Thus while it gestures toward this sort of mode throughout (including via a spoken reference to Bogie and Bacall), it’s only here that On the Rocks finally achieves the dramatic register of what we might once again call classical Hollywood stuff, given that by this point its most genuinely poignant moments feature movie stars doing major face-acting in patient close-ups occurring within heartfelt dialogue scenes.
But then it ends up somewhere not heartfelt, but instead very passively disquieting: What the last few minutes suggest most of all is that Laura has finally grown past a certain dependency on Felix, and can move onto being, well, not really independent, but instead at least partially dependent on another man—as established in a concluding scene that introduces a Cartier watch that’s very unmistakably meant to call back to earlier dialogue spoken by Felix about how bangles once represented a man’s ownership of his bride (as well as to another scene where Felix gifted her a watch of his own—another progression that suggests Laura as being the subject in a handoff, from one man’s watch to another’s). Which, along with the rest of the movie, dredges up a lot of thematic confusion, and a lot of what some people might call tonal flaws, like… What to think about this mostly loving portrait of a woman and her dad taking pleasure in unambiguously wealthy spaces that are at the same time framed up by the director as being somewhat distasteful and perhaps even worthy of some light contempt?

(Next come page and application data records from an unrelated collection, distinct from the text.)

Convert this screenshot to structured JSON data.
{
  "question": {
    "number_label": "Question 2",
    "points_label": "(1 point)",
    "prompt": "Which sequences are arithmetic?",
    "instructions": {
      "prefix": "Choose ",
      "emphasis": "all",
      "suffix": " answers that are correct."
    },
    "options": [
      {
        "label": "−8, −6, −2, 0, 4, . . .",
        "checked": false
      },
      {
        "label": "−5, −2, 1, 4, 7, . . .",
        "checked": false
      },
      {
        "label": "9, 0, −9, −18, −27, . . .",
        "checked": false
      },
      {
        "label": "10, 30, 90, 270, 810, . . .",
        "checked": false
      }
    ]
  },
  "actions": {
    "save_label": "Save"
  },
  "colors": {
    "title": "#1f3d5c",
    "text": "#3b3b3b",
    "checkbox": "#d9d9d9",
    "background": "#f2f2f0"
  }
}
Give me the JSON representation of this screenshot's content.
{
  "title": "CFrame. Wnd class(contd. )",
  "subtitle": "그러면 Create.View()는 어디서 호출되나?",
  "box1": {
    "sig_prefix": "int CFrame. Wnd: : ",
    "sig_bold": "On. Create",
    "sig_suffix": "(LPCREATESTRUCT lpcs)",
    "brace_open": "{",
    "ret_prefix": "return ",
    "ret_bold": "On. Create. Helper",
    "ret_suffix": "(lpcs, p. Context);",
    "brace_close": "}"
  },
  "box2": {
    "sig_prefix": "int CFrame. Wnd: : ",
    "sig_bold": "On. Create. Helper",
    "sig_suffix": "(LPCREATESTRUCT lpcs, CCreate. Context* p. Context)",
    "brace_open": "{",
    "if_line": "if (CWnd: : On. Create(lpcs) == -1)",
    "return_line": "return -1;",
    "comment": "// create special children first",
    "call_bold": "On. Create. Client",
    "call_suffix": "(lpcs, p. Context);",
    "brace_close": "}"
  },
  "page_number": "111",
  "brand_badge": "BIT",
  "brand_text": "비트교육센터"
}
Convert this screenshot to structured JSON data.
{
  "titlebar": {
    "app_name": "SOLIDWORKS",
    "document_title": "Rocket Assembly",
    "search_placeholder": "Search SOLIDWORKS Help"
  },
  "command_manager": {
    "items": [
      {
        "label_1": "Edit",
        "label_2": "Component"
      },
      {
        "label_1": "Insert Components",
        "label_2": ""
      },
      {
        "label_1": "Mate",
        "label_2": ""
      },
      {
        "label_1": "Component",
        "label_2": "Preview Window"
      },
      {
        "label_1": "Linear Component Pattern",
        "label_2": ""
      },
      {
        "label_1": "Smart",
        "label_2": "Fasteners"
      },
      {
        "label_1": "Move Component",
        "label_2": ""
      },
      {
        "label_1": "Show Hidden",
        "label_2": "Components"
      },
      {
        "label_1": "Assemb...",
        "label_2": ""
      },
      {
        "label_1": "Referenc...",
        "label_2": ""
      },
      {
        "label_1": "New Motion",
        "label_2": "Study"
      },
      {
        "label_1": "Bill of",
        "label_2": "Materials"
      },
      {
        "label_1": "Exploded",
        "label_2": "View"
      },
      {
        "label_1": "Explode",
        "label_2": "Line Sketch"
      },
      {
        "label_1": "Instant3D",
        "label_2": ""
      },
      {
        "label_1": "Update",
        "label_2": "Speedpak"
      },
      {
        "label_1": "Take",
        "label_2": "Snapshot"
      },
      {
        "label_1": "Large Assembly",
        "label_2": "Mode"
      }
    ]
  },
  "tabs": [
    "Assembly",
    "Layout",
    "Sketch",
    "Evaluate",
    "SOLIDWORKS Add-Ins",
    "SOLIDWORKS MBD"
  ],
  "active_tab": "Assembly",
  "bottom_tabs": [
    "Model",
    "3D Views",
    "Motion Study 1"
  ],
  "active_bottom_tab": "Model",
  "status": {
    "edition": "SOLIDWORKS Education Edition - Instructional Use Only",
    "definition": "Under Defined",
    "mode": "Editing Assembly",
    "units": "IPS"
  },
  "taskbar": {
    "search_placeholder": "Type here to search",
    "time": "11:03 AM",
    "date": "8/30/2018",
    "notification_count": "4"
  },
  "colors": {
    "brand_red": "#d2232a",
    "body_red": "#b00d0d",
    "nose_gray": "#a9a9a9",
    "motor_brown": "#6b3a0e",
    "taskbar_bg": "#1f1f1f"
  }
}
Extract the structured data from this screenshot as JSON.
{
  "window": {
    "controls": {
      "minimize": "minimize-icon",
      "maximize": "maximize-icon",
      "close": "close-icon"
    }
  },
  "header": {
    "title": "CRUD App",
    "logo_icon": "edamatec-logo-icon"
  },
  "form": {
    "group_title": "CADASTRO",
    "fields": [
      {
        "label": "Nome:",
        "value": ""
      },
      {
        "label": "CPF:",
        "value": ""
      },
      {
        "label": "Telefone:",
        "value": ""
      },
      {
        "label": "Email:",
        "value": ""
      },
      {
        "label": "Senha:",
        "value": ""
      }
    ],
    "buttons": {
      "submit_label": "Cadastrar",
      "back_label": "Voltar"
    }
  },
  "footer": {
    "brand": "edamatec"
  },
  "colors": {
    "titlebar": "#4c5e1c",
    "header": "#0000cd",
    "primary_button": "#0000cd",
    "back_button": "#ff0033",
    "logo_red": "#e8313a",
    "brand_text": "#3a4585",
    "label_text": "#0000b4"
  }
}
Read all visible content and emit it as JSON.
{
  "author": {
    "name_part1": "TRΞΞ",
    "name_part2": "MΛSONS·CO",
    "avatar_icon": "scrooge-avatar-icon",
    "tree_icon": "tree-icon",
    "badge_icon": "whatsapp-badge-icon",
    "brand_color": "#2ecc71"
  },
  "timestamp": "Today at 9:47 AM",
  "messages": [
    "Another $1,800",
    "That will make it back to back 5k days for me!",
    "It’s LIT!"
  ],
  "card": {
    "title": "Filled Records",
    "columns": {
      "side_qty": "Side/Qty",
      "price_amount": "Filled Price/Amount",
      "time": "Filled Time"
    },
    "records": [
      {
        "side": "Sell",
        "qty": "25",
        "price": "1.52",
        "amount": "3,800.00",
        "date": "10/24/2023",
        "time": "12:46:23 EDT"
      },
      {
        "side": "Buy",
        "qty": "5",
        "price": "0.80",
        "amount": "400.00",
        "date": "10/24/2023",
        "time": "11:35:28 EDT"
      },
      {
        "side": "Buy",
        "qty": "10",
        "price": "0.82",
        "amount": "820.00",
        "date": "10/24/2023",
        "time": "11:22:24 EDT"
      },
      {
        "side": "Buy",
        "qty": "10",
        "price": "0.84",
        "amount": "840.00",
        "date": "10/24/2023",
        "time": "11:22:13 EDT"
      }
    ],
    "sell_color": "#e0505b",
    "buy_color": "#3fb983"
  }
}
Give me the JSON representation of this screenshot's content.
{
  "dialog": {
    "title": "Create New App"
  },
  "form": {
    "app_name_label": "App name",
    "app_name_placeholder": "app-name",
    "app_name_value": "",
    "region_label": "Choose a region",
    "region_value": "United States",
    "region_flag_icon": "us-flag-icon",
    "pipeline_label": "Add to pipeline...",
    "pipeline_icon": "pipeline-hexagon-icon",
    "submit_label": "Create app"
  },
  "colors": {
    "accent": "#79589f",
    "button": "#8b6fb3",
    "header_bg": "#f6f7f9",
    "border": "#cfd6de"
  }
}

What to think about this movie that seems to romanticize the passage of a middle-aged woman from her father’s hands to her husband’s, as if to ratify and perhaps even rubber stamp the former’s stated philosophical worldview of contemporary society as one defined by the treatment of women as property? And what to think about this comedy of marriage that leaves the comedy itself to the nuances of the performances while the rest of the filmmaking seems more interested in recording the physical details of a hip upper-class New Yorker’s day to day? What I think, for one thing, is that On the Rocks proves more committed to its characters, and to the milieus they’d inhabit, and to the ways they might actually behave, than to the demands of the genres and subgenres it occasionally feigns towards representing. And that for a frothy comedy to end up in a place so provocatively fraught is only to its credit. [★★★½]